An Educational Program for Traditional and Non-Traditional Beef Production

Project Overview

Project Type: Professional Development Program
Funds awarded in 2012: $64,396.00
Projected End Date: 12/31/2014
Grant Recipient: Penn state University
Region: Northeast
State: New York
Project Leader:
Dr. John Comerford
Penn state University

Annual Reports

Information Products


  • Animals: bovine


  • Animal Production: animal protection and health, feed/forage, feed formulation, feed rations, grazing management, grazing - continuous, grazing - rotational, housing, implants, livestock breeding, mineral supplements, pasture renovation, preventive practices, stockpiled forages, vaccines
  • Education and Training: demonstration, extension, workshop

    Proposal abstract:

    Abstract Northeastern beef farmers are uniquely positioned to produce varying beef products with sufficient potential to consumers in a $600 million industry. A recent survey among 28 extension educators in Pennsylvania and New York with responsibility for delivering beef production and marketing information indicated a wide range of skills about environmental, human health, marketing, and basic production practices for traditional, organic, natural, and grass-fed beef. On a scale of “none” to “extensive” skill level, average responses were moderate or less. A followup “test” related to these topics resulted in only two educators answering all questions correctly. There is a defined need to provide additional skills for delivering information for both traditional and non-traditional beef production and marketing practices in the Northeast. The solution to a lack of skills among educators for traditional and non-traditional beef production is a method to educate, create learning opportunities, create information resources, and provide a forum for farmers to receive the information. The source of the information should include both farmer interaction and science-based delivery. These sources will allow a more complete skill set to emerge because on-farm information and experiences can be coupled with science-based data to allow delivery of complete information with more utility to producers. Delivery of information should be made directly as well as digitally. Thus, farmers can share expertise from other farmers while having unbiased data available to assess the possible impact on their farm, environment, customers, and markets.

    Performance targets from proposal:

    A. Project participants have indicated a need for additional skills for educating beef farmers. Pre- and Post survey and testing will indicate participants increased needed skills by 75%.
    B. 20 educators who build a wide range of skills related to traditional and non-traditional beef production systems will become proficient in delivering science based information to beef producers.
    C. One thousand 1000 beef farmers, particularly those with non-traditional enterprises, will benefit from regional and local educational programs conducted by the trained educators. On-site and post-program evaluations will document quality of information delivery and adoption of information by farmers.
    Project Performance Target:
    20 educators who improve their knowledge and skills in environmental, human health, marketing and basic production practices for traditional and non-tradition beef production systems will proficiently deliver regional and local educational programs to 1,000 farmers with 25,000 cattle, and document the quality of information delivery and adoption of information by farmers.

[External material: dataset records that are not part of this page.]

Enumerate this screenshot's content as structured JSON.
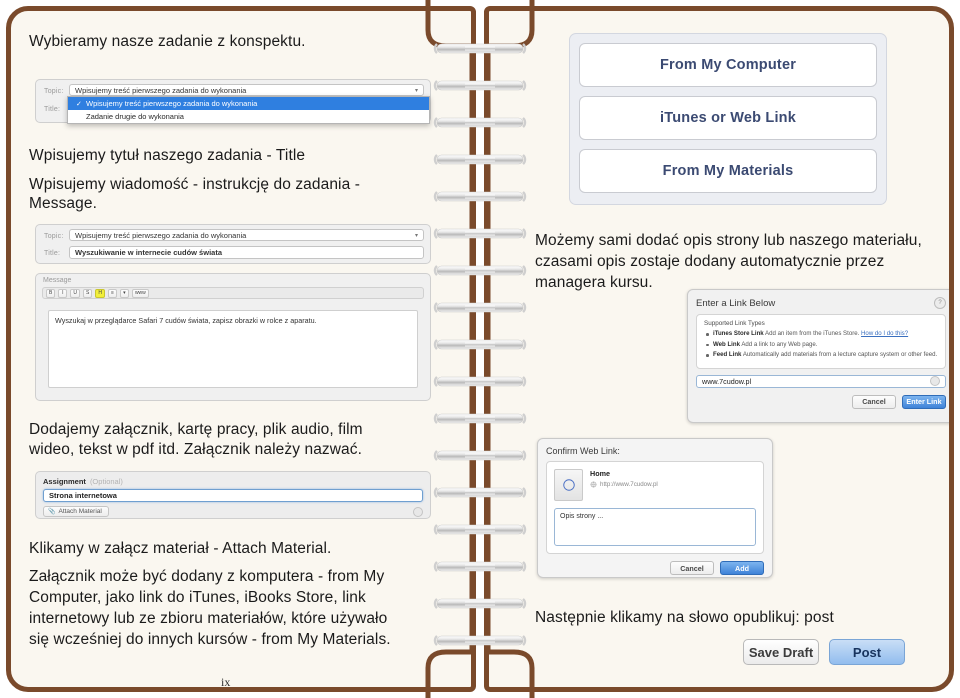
{
  "document": {
    "page_number": "ix",
    "language": "pl"
  },
  "left_page": {
    "paragraphs": [
      {
        "id": "p1",
        "text": "Wybieramy nasze zadanie z konspektu."
      },
      {
        "id": "p2",
        "text": "Wpisujemy tytuł naszego zadania - Title"
      },
      {
        "id": "p3_line1",
        "text": "Wpisujemy wiadomość - instrukcję do zadania -"
      },
      {
        "id": "p3_line2",
        "text": "Message."
      },
      {
        "id": "p4_line1",
        "text": "Dodajemy załącznik, kartę pracy, plik audio, film"
      },
      {
        "id": "p4_line2",
        "text": "wideo, tekst w pdf itd. Załącznik należy nazwać."
      },
      {
        "id": "p5",
        "text": "Klikamy w załącz materiał - Attach Material."
      },
      {
        "id": "p6_line1",
        "text": "Załącznik może być dodany z komputera - from My"
      },
      {
        "id": "p6_line2",
        "text": "Computer, jako link do iTunes, iBooks Store, link"
      },
      {
        "id": "p6_line3",
        "text": "internetowy lub ze zbioru materiałów, które używało"
      },
      {
        "id": "p6_line4",
        "text": "się wcześniej do innych kursów - from My Materials."
      }
    ],
    "topic_dropdown_shot": {
      "topic_label": "Topic:",
      "topic_value": "Wpisujemy treść pierwszego zadania do wykonania",
      "title_label": "Title:",
      "menu_options": [
        {
          "label": "Wpisujemy treść pierwszego zadania do wykonania",
          "selected": true,
          "check": "✓"
        },
        {
          "label": "Zadanie drugie do wykonania",
          "selected": false,
          "check": ""
        }
      ]
    },
    "topic_title_shot": {
      "topic_label": "Topic:",
      "topic_value": "Wpisujemy treść pierwszego zadania do wykonania",
      "title_label": "Title:",
      "title_value": "Wyszukiwanie w internecie cudów świata"
    },
    "message_shot": {
      "caption": "Message",
      "toolbar_buttons": [
        "B",
        "I",
        "U",
        "S",
        "H",
        "⋮≡",
        "▾",
        "www"
      ],
      "body_text": "Wyszukaj w przeglądarce Safari 7 cudów świata, zapisz obrazki w rolce z aparatu."
    },
    "assignment_shot": {
      "heading": "Assignment",
      "optional_label": "(Optional)",
      "input_value": "Strona internetowa",
      "attach_button": "Attach Material"
    }
  },
  "right_page": {
    "paragraphs": [
      {
        "id": "r1_line1",
        "text": "Możemy sami dodać opis strony lub naszego materiału,"
      },
      {
        "id": "r1_line2",
        "text": "czasami opis zostaje dodany automatycznie przez"
      },
      {
        "id": "r1_line3",
        "text": "managera kursu."
      },
      {
        "id": "r2",
        "text": "Następnie klikamy na słowo opublikuj: post"
      }
    ],
    "source_chooser": {
      "buttons": [
        "From My Computer",
        "iTunes or Web Link",
        "From My Materials"
      ],
      "text_color": "#3b4a72"
    },
    "enter_link_dialog": {
      "title": "Enter a Link Below",
      "help_glyph": "?",
      "supported_heading": "Supported Link Types",
      "link_types": [
        {
          "name": "iTunes Store Link",
          "desc": "Add an item from the iTunes Store.",
          "link": "How do I do this?"
        },
        {
          "name": "Web Link",
          "desc": "Add a link to any Web page.",
          "link": ""
        },
        {
          "name": "Feed Link",
          "desc": "Automatically add materials from a lecture capture system or other feed.",
          "link": ""
        }
      ],
      "url_value": "www.7cudow.pl",
      "cancel_label": "Cancel",
      "confirm_label": "Enter Link"
    },
    "confirm_link_dialog": {
      "title": "Confirm Web Link:",
      "item_name": "Home",
      "item_url": "http://www.7cudow.pl",
      "description_value": "Opis strony ...",
      "cancel_label": "Cancel",
      "add_label": "Add"
    },
    "post_actions": {
      "save_draft_label": "Save Draft",
      "post_label": "Post"
    }
  },
  "colors": {
    "page_background": "#faf7f0",
    "binder_brown": "#7a4a2b",
    "selection_blue": "#2f7fe0",
    "highlight_yellow": "#f2ef3a"
  }
}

    Any opinions, findings, conclusions, or recommendations expressed in this publication are those of the author(s) and do not necessarily reflect the view of the U.S. Department of Agriculture or SARE.